Would you quote every entry exactly, dropping only the pictures?

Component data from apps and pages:
__________________________________________________
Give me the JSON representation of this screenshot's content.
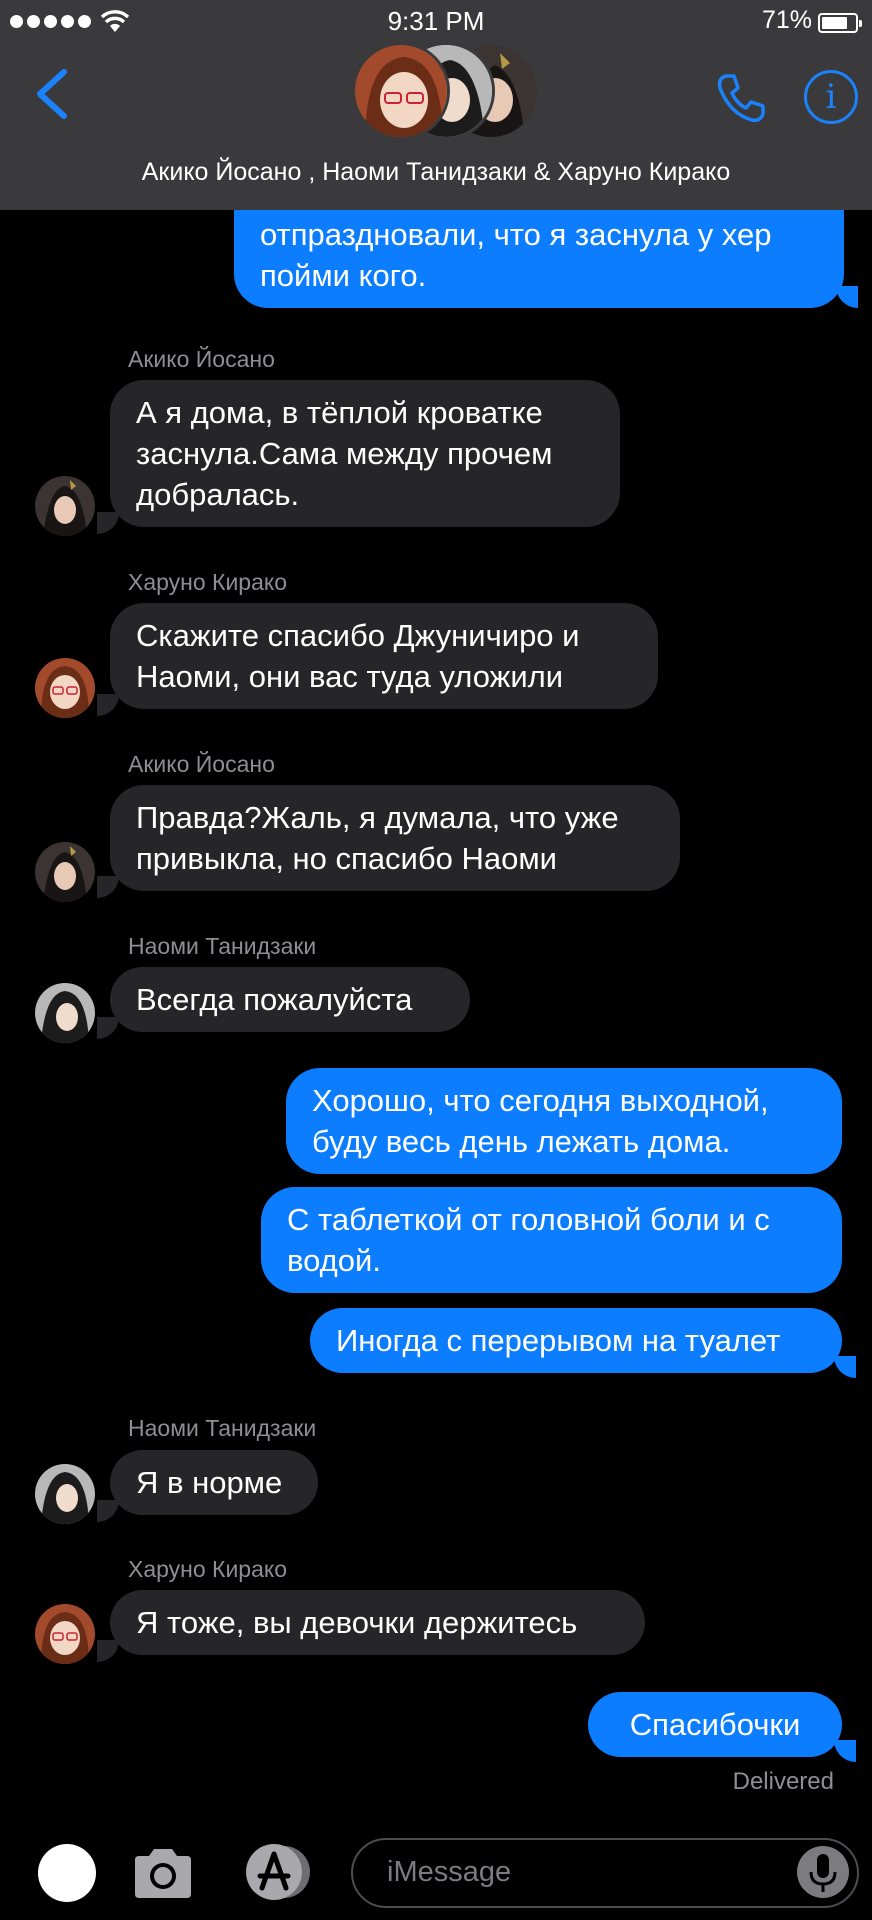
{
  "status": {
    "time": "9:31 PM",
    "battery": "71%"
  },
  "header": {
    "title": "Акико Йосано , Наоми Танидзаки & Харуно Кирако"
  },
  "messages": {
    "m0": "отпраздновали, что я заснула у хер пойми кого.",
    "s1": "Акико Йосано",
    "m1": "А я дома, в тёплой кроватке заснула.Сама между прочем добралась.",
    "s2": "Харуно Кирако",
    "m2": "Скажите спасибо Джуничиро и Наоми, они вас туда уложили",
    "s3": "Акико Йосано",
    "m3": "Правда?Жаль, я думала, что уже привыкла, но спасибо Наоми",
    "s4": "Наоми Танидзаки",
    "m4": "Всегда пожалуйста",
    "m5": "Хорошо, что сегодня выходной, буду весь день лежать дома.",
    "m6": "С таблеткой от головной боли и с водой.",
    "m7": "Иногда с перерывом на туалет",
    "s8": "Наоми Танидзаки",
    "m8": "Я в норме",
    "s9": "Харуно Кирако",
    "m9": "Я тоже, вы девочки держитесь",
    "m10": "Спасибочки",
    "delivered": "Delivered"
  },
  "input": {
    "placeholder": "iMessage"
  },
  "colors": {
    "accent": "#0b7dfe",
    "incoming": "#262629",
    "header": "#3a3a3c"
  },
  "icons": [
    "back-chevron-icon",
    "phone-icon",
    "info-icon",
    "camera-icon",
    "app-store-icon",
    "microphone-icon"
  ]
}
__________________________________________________
| Result below |
Give me the JSON representation of this screenshot's content.
{
  "status": {
    "time": "9:31 PM",
    "battery": "71%"
  },
  "header": {
    "title": "Акико Йосано , Наоми Танидзаки & Харуно Кирако"
  },
  "messages": {
    "m0": "отпраздновали, что я заснула у хер пойми кого.",
    "s1": "Акико Йосано",
    "m1": "А я дома, в тёплой кроватке заснула.Сама между прочем добралась.",
    "s2": "Харуно Кирако",
    "m2": "Скажите спасибо Джуничиро и Наоми, они вас туда уложили",
    "s3": "Акико Йосано",
    "m3": "Правда?Жаль, я думала, что уже привыкла, но спасибо Наоми",
    "s4": "Наоми Танидзаки",
    "m4": "Всегда пожалуйста",
    "m5": "Хорошо, что сегодня выходной, буду весь день лежать дома.",
    "m6": "С таблеткой от головной боли и с водой.",
    "m7": "Иногда с перерывом на туалет",
    "s8": "Наоми Танидзаки",
    "m8": "Я в норме",
    "s9": "Харуно Кирако",
    "m9": "Я тоже, вы девочки держитесь",
    "m10": "Спасибочки",
    "delivered": "Delivered"
  },
  "input": {
    "placeholder": "iMessage"
  },
  "colors": {
    "accent": "#0b7dfe",
    "incoming": "#262629",
    "header": "#3a3a3c"
  },
  "icons": [
    "back-chevron-icon",
    "phone-icon",
    "info-icon",
    "camera-icon",
    "app-store-icon",
    "microphone-icon"
  ]
}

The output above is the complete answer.